Kennedy does help, although his art is not flashy. There’s not a lot of action in Tumult, which is probably a good thing, because Kennedy’s figures don’t have that fluidity that the best action artists use, and I imagine he wouldn’t be good at those sorts of scenes. He draws the characters very well, as he gives them a kind of disconnected air, which is part of the theme of the book – Adam feels disconnected from his life, which is why he ends his relationship, and then he feels disconnected from Leila for different reasons, while Leila has her own reasons for feeling disconnected. He does some nice work with extreme close-ups, creating claustrophobia even in wide-open spaces, which is another nod to the way Leila lives her life. At a few points, he draws the comic like a cartoon book from the 1940s or 1950s, and it’s a very well-done pastiche (there’s a reason he does it, too, but I’m not sharing why). His intense colors add a layer of surreality to the book, which also fits into the weirdness of the plot. I don’t love the artwork, but it fits the story fairly well. Kennedy hasn’t been working in comics too long, so it’s not surprising this is a bit raw, but there’s a lot he does right, which is nice.

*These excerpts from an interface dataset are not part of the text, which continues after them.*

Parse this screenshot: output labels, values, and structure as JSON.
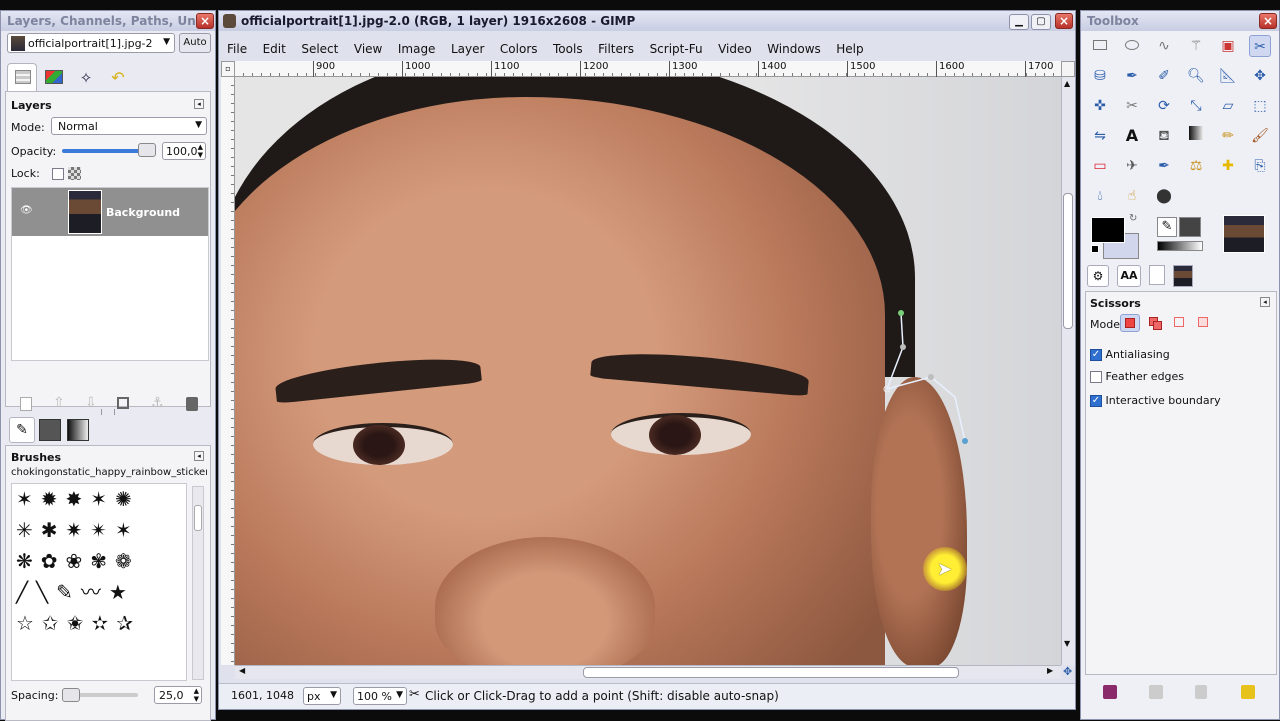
{
  "layers_dock": {
    "title": "Layers, Channels, Paths, Undo - ...",
    "image_select": "officialportrait[1].jpg-2",
    "auto_label": "Auto",
    "layers_heading": "Layers",
    "mode_label": "Mode:",
    "mode_value": "Normal",
    "opacity_label": "Opacity:",
    "opacity_value": "100,0",
    "lock_label": "Lock:",
    "layer_name": "Background",
    "brushes_heading": "Brushes",
    "brush_name": "chokingonstatic_happy_rainbow_stickers.ab...",
    "spacing_label": "Spacing:",
    "spacing_value": "25,0"
  },
  "image_window": {
    "title": "officialportrait[1].jpg-2.0 (RGB, 1 layer) 1916x2608 - GIMP",
    "menu": [
      "File",
      "Edit",
      "Select",
      "View",
      "Image",
      "Layer",
      "Colors",
      "Tools",
      "Filters",
      "Script-Fu",
      "Video",
      "Windows",
      "Help"
    ],
    "ruler_ticks": [
      "900",
      "1000",
      "1100",
      "1200",
      "1300",
      "1400",
      "1500",
      "1600",
      "1700"
    ],
    "coords": "1601, 1048",
    "unit": "px",
    "zoom": "100 %",
    "status_message": "Click or Click-Drag to add a point (Shift: disable auto-snap)"
  },
  "toolbox": {
    "title": "Toolbox",
    "tool_options_heading": "Scissors",
    "mode_label": "Mode:",
    "options": [
      {
        "label": "Antialiasing",
        "checked": true
      },
      {
        "label": "Feather edges",
        "checked": false
      },
      {
        "label": "Interactive boundary",
        "checked": true
      }
    ]
  },
  "colors": {
    "accent": "#2f6fd0",
    "titlebar": "#c9cde3",
    "canvas_bg": "#d9d9dc"
  }
}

Tumult is a decent comic, but not a great one. It keeps you interested, and while the resolution of the plot doesn’t work as well as it could, getting there is a pretty weird journey. Dunning uses the tropes of a standard thriller to get into some more fascinating areas, and he keeps you on your toes throughout, because it’s never clear what exactly the main characters are going to do, partly because they’re just regular people and don’t have much experience with, you know, shadowy forces of evil. It’s not really like anything I’ve read in a while, which is certainly a good thing!

Rating: ★ ★ ★ ★ ★ ★ ½ ☆ ☆ ☆

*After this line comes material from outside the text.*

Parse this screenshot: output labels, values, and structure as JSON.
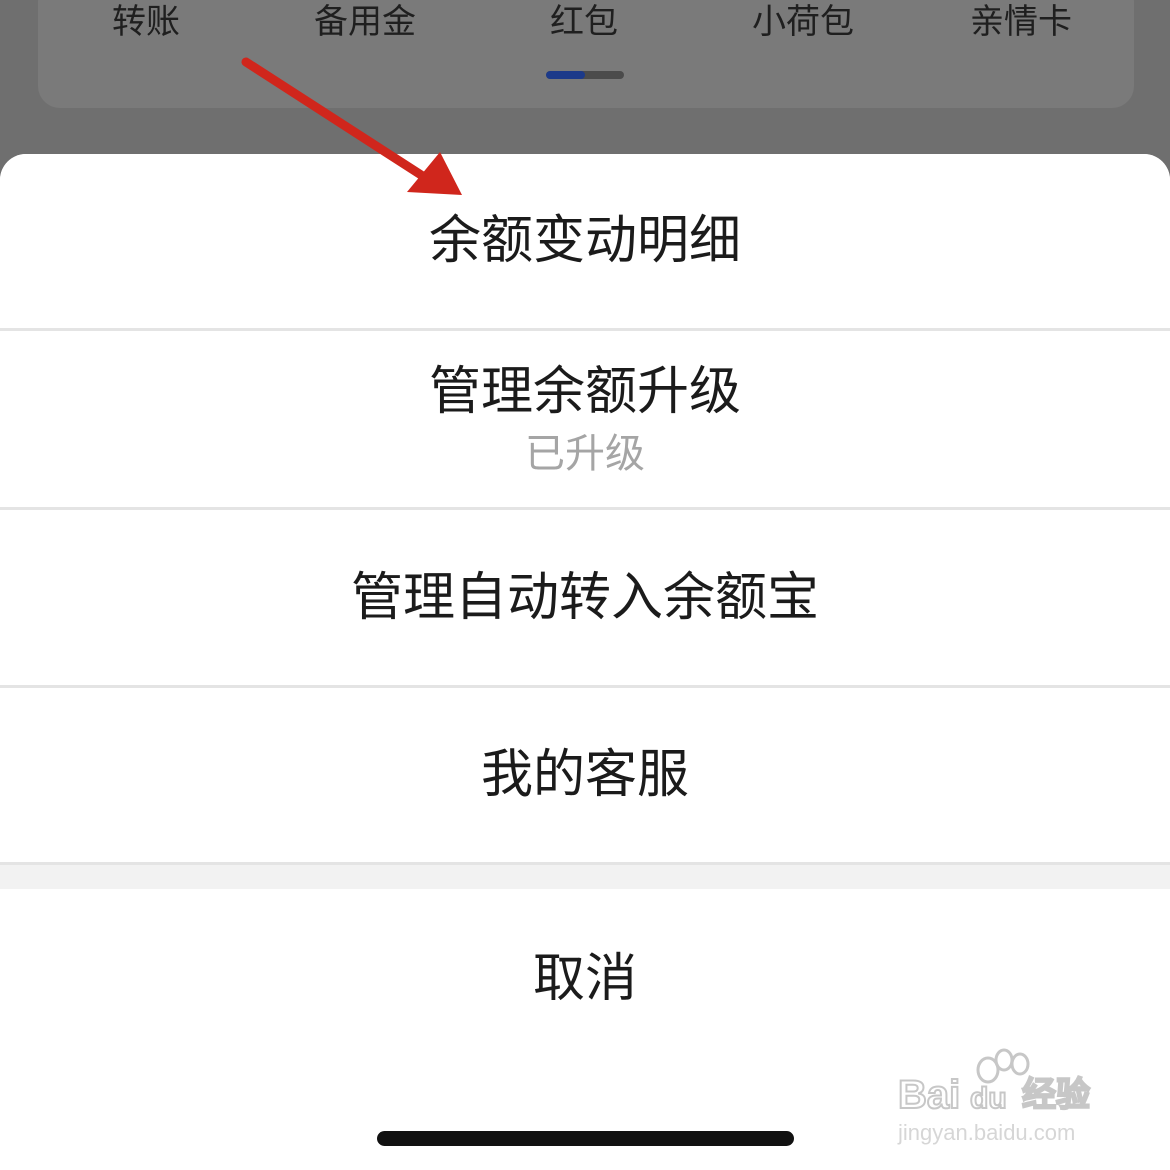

Leave a Reply

This site uses Akismet to reduce spam. Learn how your comment data is processed.